* [What to produce]:
Could you return the entire listing below exactly as written?

* [Information given]:
--------------------
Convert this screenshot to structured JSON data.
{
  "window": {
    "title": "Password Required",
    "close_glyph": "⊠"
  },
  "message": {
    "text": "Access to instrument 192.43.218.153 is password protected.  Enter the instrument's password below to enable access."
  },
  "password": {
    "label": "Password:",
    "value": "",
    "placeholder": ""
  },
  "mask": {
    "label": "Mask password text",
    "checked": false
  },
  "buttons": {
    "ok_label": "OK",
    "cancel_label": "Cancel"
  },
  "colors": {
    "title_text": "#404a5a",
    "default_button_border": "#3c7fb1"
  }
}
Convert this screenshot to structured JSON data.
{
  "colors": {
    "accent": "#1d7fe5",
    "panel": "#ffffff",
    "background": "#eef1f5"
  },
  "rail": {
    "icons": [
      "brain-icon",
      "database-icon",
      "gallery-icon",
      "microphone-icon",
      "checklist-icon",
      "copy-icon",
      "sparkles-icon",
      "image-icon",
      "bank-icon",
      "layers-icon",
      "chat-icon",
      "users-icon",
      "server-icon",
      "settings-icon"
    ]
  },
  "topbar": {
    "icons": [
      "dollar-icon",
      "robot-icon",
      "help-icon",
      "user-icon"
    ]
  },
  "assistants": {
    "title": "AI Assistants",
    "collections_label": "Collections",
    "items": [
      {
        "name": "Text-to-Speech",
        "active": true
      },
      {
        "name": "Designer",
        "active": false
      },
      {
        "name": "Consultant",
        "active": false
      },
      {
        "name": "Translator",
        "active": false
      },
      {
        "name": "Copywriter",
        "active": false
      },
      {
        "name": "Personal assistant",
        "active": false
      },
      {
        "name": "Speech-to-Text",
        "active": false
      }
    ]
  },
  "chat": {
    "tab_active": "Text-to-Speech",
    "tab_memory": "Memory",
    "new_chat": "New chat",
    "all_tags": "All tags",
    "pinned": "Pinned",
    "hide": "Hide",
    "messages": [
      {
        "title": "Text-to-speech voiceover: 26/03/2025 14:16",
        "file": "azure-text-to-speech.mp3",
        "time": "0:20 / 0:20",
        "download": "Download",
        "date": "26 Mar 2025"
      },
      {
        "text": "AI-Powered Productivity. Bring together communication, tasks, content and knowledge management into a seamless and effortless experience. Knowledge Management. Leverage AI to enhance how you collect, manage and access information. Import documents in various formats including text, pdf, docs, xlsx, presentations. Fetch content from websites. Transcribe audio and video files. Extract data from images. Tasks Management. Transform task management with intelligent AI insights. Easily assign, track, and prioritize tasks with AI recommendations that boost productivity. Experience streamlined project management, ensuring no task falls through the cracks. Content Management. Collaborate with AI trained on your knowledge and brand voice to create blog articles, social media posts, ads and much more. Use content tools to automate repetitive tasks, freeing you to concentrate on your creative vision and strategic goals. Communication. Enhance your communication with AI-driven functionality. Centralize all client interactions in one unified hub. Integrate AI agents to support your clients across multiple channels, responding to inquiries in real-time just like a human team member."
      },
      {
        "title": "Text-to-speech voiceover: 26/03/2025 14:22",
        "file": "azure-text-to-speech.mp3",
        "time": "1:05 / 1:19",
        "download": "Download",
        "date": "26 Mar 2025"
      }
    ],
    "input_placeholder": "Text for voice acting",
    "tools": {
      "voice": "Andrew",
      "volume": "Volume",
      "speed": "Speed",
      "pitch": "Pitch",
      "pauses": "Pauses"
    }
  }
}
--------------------
* [Result]:
Convert this screenshot to structured JSON data.
{
  "window": {
    "title": "Password Required",
    "close_glyph": "⊠"
  },
  "message": {
    "text": "Access to instrument 192.43.218.153 is password protected.  Enter the instrument's password below to enable access."
  },
  "password": {
    "label": "Password:",
    "value": "",
    "placeholder": ""
  },
  "mask": {
    "label": "Mask password text",
    "checked": false
  },
  "buttons": {
    "ok_label": "OK",
    "cancel_label": "Cancel"
  },
  "colors": {
    "title_text": "#404a5a",
    "default_button_border": "#3c7fb1"
  }
}
Convert this screenshot to structured JSON data.
{
  "colors": {
    "accent": "#1d7fe5",
    "panel": "#ffffff",
    "background": "#eef1f5"
  },
  "rail": {
    "icons": [
      "brain-icon",
      "database-icon",
      "gallery-icon",
      "microphone-icon",
      "checklist-icon",
      "copy-icon",
      "sparkles-icon",
      "image-icon",
      "bank-icon",
      "layers-icon",
      "chat-icon",
      "users-icon",
      "server-icon",
      "settings-icon"
    ]
  },
  "topbar": {
    "icons": [
      "dollar-icon",
      "robot-icon",
      "help-icon",
      "user-icon"
    ]
  },
  "assistants": {
    "title": "AI Assistants",
    "collections_label": "Collections",
    "items": [
      {
        "name": "Text-to-Speech",
        "active": true
      },
      {
        "name": "Designer",
        "active": false
      },
      {
        "name": "Consultant",
        "active": false
      },
      {
        "name": "Translator",
        "active": false
      },
      {
        "name": "Copywriter",
        "active": false
      },
      {
        "name": "Personal assistant",
        "active": false
      },
      {
        "name": "Speech-to-Text",
        "active": false
      }
    ]
  },
  "chat": {
    "tab_active": "Text-to-Speech",
    "tab_memory": "Memory",
    "new_chat": "New chat",
    "all_tags": "All tags",
    "pinned": "Pinned",
    "hide": "Hide",
    "messages": [
      {
        "title": "Text-to-speech voiceover: 26/03/2025 14:16",
        "file": "azure-text-to-speech.mp3",
        "time": "0:20 / 0:20",
        "download": "Download",
        "date": "26 Mar 2025"
      },
      {
        "text": "AI-Powered Productivity. Bring together communication, tasks, content and knowledge management into a seamless and effortless experience. Knowledge Management. Leverage AI to enhance how you collect, manage and access information. Import documents in various formats including text, pdf, docs, xlsx, presentations. Fetch content from websites. Transcribe audio and video files. Extract data from images. Tasks Management. Transform task management with intelligent AI insights. Easily assign, track, and prioritize tasks with AI recommendations that boost productivity. Experience streamlined project management, ensuring no task falls through the cracks. Content Management. Collaborate with AI trained on your knowledge and brand voice to create blog articles, social media posts, ads and much more. Use content tools to automate repetitive tasks, freeing you to concentrate on your creative vision and strategic goals. Communication. Enhance your communication with AI-driven functionality. Centralize all client interactions in one unified hub. Integrate AI agents to support your clients across multiple channels, responding to inquiries in real-time just like a human team member."
      },
      {
        "title": "Text-to-speech voiceover: 26/03/2025 14:22",
        "file": "azure-text-to-speech.mp3",
        "time": "1:05 / 1:19",
        "download": "Download",
        "date": "26 Mar 2025"
      }
    ],
    "input_placeholder": "Text for voice acting",
    "tools": {
      "voice": "Andrew",
      "volume": "Volume",
      "speed": "Speed",
      "pitch": "Pitch",
      "pauses": "Pauses"
    }
  }
}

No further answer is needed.